(DATA SHOWN):

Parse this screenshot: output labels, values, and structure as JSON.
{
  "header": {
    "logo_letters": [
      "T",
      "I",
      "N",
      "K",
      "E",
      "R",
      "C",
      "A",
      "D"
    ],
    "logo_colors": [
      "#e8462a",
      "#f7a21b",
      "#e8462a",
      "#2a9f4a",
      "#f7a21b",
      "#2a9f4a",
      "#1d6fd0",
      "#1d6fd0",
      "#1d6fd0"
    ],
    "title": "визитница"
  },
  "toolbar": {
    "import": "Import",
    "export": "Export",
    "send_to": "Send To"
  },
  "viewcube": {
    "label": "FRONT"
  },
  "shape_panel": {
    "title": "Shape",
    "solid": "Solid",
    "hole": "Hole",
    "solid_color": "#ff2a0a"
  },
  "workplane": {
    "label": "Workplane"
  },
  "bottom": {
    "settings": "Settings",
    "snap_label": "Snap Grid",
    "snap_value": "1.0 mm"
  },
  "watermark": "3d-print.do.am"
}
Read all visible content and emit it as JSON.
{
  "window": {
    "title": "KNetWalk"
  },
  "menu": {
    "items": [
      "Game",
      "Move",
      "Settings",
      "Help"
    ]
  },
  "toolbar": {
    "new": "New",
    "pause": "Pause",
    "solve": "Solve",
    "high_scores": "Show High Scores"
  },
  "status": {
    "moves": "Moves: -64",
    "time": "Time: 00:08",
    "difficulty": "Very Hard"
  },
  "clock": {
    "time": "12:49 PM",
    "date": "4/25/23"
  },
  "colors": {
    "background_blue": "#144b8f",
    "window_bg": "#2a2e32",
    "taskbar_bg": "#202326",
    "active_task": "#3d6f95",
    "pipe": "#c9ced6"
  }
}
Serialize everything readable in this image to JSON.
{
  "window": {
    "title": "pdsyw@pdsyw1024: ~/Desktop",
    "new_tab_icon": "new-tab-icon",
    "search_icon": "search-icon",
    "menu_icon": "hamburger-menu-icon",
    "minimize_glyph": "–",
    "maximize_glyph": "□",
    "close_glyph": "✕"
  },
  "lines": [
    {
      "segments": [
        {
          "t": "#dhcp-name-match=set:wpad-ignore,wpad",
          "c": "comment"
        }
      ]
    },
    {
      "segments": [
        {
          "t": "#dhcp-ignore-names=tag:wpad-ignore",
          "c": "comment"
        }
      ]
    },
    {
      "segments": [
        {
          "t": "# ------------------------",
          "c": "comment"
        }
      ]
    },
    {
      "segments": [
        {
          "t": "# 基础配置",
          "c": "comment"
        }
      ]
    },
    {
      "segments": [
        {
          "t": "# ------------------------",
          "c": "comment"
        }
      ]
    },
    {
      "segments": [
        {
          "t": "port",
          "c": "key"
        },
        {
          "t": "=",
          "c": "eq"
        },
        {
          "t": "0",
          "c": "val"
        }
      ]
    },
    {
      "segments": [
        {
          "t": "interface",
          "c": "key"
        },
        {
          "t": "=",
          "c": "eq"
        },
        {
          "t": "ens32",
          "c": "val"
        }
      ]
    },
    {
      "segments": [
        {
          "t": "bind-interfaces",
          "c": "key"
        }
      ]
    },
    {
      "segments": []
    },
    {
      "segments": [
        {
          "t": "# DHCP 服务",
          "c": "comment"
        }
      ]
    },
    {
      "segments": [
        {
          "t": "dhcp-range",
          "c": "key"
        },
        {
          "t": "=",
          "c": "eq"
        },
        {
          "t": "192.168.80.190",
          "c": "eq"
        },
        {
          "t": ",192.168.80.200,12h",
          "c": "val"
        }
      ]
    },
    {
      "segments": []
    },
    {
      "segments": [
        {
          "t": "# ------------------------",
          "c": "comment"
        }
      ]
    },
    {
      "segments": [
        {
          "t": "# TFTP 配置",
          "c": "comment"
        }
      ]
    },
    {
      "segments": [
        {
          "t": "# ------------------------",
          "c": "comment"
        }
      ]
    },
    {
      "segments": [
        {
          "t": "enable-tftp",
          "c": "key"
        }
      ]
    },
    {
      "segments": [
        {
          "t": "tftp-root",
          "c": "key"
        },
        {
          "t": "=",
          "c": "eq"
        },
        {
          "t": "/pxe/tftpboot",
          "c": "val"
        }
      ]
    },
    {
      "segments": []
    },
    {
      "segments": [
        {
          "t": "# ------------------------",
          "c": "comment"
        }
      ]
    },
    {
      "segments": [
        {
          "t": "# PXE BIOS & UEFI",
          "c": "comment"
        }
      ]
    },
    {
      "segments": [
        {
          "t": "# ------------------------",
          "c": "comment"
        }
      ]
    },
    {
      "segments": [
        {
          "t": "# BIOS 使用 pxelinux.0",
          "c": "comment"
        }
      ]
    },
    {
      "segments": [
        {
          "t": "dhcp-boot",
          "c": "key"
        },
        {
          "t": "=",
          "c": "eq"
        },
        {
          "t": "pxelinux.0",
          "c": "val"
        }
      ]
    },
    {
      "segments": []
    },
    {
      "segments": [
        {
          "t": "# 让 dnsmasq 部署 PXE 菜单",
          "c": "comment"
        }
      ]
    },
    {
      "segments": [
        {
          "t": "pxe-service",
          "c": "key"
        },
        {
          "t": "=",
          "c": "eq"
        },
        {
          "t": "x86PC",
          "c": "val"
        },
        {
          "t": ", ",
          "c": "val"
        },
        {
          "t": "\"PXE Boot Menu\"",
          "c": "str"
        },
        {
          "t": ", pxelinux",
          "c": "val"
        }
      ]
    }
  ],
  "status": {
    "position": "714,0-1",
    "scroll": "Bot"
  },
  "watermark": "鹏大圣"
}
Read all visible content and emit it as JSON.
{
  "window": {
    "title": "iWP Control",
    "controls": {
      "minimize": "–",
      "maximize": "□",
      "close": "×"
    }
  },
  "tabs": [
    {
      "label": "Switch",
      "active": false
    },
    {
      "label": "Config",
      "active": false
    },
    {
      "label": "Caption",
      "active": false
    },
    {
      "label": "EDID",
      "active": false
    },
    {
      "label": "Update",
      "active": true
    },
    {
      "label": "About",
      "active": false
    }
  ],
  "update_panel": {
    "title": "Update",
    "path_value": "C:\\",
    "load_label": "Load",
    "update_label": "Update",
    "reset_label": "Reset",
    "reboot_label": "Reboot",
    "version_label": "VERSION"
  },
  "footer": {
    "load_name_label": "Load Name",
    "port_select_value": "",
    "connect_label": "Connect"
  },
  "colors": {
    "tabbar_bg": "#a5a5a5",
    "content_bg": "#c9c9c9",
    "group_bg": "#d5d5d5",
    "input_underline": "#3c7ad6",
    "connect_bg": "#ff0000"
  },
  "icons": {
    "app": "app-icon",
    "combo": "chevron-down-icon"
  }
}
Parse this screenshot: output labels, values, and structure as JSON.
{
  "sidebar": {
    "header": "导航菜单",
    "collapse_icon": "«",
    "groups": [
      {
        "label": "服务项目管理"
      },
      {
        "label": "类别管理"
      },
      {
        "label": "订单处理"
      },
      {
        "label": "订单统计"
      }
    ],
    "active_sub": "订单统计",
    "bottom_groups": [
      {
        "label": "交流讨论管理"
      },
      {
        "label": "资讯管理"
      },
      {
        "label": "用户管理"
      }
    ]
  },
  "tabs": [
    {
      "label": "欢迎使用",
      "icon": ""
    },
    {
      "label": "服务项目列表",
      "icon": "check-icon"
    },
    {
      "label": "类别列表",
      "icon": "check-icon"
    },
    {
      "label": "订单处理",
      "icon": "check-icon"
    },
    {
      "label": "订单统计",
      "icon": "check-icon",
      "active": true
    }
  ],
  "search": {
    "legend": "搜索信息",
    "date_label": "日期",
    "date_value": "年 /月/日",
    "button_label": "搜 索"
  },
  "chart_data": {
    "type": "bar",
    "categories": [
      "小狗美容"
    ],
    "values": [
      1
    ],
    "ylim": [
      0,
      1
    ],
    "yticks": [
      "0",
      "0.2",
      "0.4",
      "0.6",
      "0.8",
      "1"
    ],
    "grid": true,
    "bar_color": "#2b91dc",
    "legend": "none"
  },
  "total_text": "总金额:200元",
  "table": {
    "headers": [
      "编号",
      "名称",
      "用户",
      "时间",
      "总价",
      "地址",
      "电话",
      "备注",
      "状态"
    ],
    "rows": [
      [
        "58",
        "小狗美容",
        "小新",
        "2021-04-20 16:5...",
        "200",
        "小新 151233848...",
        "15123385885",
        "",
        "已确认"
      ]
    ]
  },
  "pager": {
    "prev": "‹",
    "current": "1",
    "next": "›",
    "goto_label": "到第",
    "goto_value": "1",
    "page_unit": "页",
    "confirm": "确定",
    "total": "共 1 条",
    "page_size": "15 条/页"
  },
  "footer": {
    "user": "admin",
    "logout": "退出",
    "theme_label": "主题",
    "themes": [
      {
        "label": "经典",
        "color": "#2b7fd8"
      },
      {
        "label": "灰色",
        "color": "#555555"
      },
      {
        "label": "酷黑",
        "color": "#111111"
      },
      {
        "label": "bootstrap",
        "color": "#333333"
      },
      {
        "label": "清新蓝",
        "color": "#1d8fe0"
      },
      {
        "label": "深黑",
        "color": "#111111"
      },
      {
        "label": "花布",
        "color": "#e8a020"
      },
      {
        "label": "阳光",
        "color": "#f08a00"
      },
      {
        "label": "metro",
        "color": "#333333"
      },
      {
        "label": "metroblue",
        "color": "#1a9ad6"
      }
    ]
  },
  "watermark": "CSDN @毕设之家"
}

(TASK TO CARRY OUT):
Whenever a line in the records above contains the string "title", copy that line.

(SOLUTION FOR THIS PROBLEM):
    "title": "визитница"
    "title": "Shape",
    "title": "KNetWalk"
    "title": "pdsyw@pdsyw1024: ~/Desktop",
    "title": "iWP Control",
    "title": "Update",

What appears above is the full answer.